In addition to assisting many older adults with dementia, Cooperative Home Care provides in-home assistance and care for people of all ages with diseases that affect their ability to function independently in their daily lives.
Amyotrophic Lateral Sclerosis, commonly called “ALS”, is a progressive neurodegenerative disease that affects nerve cells in the brain and the spinal cord. As this disease significantly affects one’s ability to function physically we have served many people with this diagnosis. There are so many physical and emotional challenges for the individual who has this diagnosis and their family and friends who care for them. Some ways that we can support them is to share information about resources, starting with the Alzheimer’s Association. They offer education and resources from a perspective of understanding and compassion. They also have events throughout the year to support their organization and its efforts to help people with ALS through treatment and cure research. There are many local chapters.
One way Cooperative Home Care assists people with ALS is through our Free Care Program in Illinois. We partner with the local ALS chapter to provide limited, free hourly care for individuals with ALS who are also enrolled in the ALS Association’s Respite Program. They can combine their respite hours with our Free Care Program hours to receive more care. This helps them, and gives their family members caring for them some much needed respite.
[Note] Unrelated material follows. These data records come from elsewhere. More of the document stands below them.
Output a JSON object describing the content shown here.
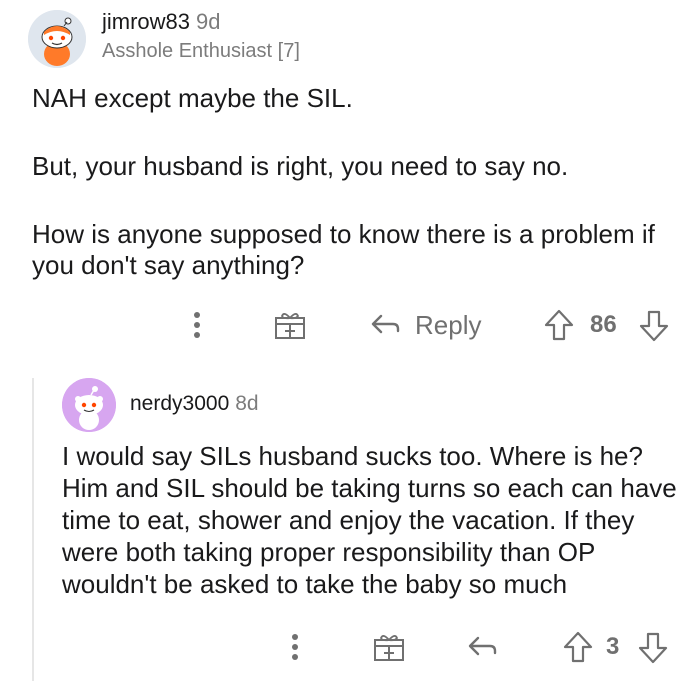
{
  "comment1": {
    "username": "jimrow83",
    "age": "9d",
    "flair": "Asshole Enthusiast [7]",
    "paragraphs": [
      "NAH except maybe the SIL.",
      "But, your husband is right, you need to say no.",
      "How is anyone supposed to know there is a problem if you don't say anything?"
    ],
    "actions": {
      "reply_label": "Reply",
      "vote_count": "86"
    }
  },
  "comment2": {
    "username": "nerdy3000",
    "age": "8d",
    "body": "I would say SILs husband sucks too. Where is he? Him and SIL should be taking turns so each can have time to eat, shower and enjoy the vacation. If they were both taking proper responsibility than OP wouldn't be asked to take the baby so much",
    "actions": {
      "vote_count": "3"
    }
  },
  "icons": {
    "more": "more-options-icon",
    "award": "award-gift-icon",
    "reply": "reply-arrow-icon",
    "upvote": "upvote-arrow-icon",
    "downvote": "downvote-arrow-icon"
  }
}
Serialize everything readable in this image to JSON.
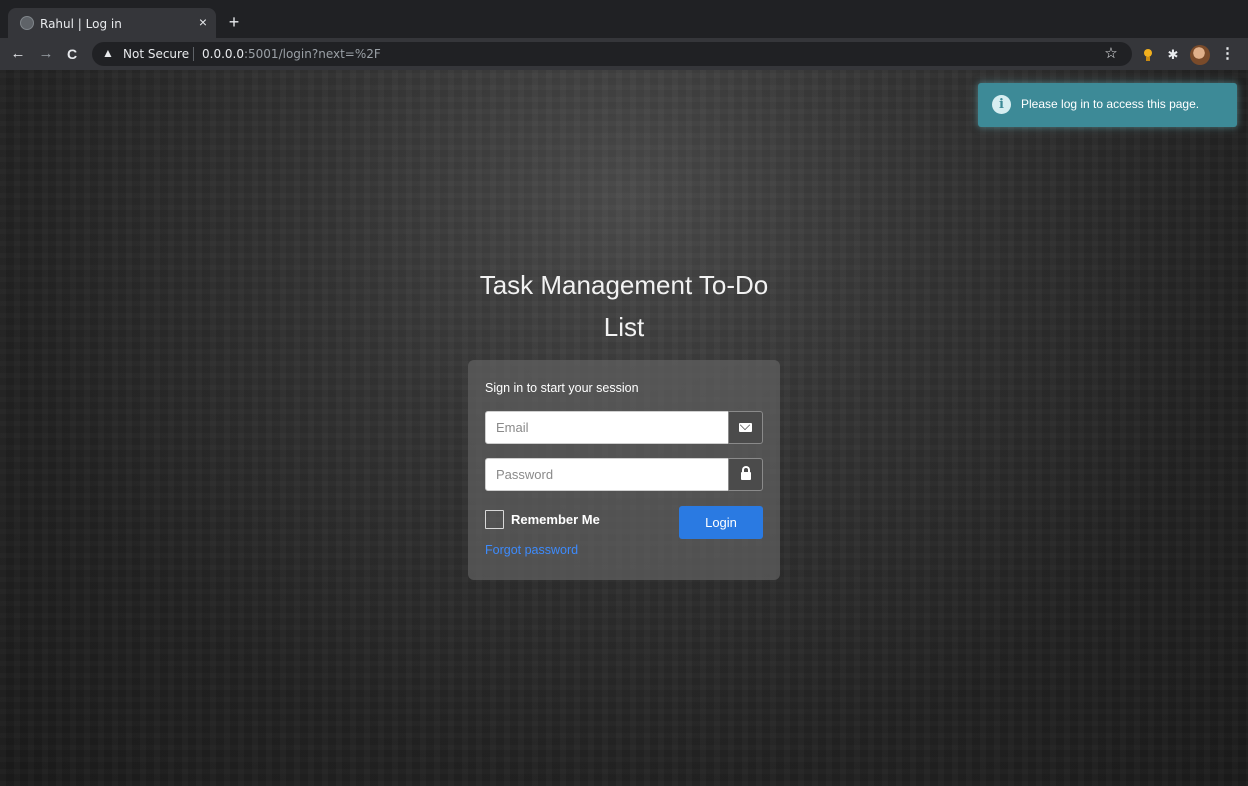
{
  "browser": {
    "tab_title": "Rahul | Log in",
    "tab_close": "×",
    "new_tab": "+",
    "security_label": "Not Secure",
    "url_host": "0.0.0.0",
    "url_rest": ":5001/login?next=%2F",
    "icons": [
      "back-icon",
      "forward-icon",
      "reload-icon",
      "warning-icon",
      "star-icon",
      "extension-icon",
      "puzzle-icon",
      "profile-avatar",
      "menu-icon"
    ]
  },
  "toast": {
    "message": "Please log in to access this page.",
    "icon_glyph": "i",
    "color": "#3d8a97"
  },
  "app": {
    "title_line1": "Task Management To-Do",
    "title_line2": "List"
  },
  "login": {
    "message": "Sign in to start your session",
    "email_placeholder": "Email",
    "email_value": "",
    "password_placeholder": "Password",
    "password_value": "",
    "remember_label": "Remember Me",
    "remember_checked": false,
    "login_button": "Login",
    "forgot_link": "Forgot password",
    "accent": "#2a7ae2",
    "link_color": "#3d8bfd"
  }
}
Multiple Sclerosis, or “MS”, is an unpredictable, often disabling disease of the central nervous system that disrupts the flow of information within the brain, and between the brain and body. It is another disease that may significantly affect one’s physical functioning. Our training and understanding of this disease helps us to serve an individual with MS by helping them
to do things for themselves as much as possible. Promoting their independence while providing peace of mind that they are completely and safely assisted is reassuring. Visit the National MS Society to find local chapter information and many other resources.
Cooperative Home Care helps many individuals with dementia, and specifically Alzheimer’s disease. If your loved one has been diagnosed with Alzheimer’s, you may also want to visit our Dementia Care page. The Alzheimer’s Association is a comprehensive resource including information about local chapters, fundraising events, support groups and many other options.
Parkinson’s disease (“PD”) is a chronic and progressive movement disorder, meaning that symptoms continue and worsen over time. Parkinson’s involves the malfunction and death of vital nerve cells in the brain. As PD progresses, the amount of dopamine (a chemical that sends messages to the part of the brain that controls movement and coordination) produced in the brain decreases, leaving a person unable to control movement normally. Find more information about this disease at the American Parkinson’s Disease Association (“APDA”) website.
Another way that we assist people by providing disease-specific care is through our end-of- life care that we provide through Cooperative Hospice. We have a very special group of people that comprise our Cooperative Hospice team. They are committed to providing compassionate and respectful patient-centered care when one qualifies for hospice. One general guideline to qualify is when one has an illness and/or disease that is expected to limit their life expectancy to six months or less. You can contact our hospice Program Manager directly by calling 314-571- 7855 to learn more by asking questions and meeting with her if you would like more information. You can also visit our Cooperative Hospice page. We will never pressure you to make the very personal decision to choose hospice for yourself or a loved one who has a life-limiting illness. We welcome your call to learn more about this supportive resource.
Cooperative Home Care, Inc. serves many clients with these more common diseases, and we also serve many individuals with less common and even rare diseases. We also assist people who simply need more help as they get older, and/or who can no longer drive but do not want to be confined to their home. Our caregivers are also a great source of companionship for someone who otherwise may be very lonely. In every situation, we are committed to helping our client to live as independently as possible.
Our caregivers, serving your loved one with a disease that affects their ability to function cognitively and/or physically, are resources that can ease everyone’s stress and also promote their highest quality of life.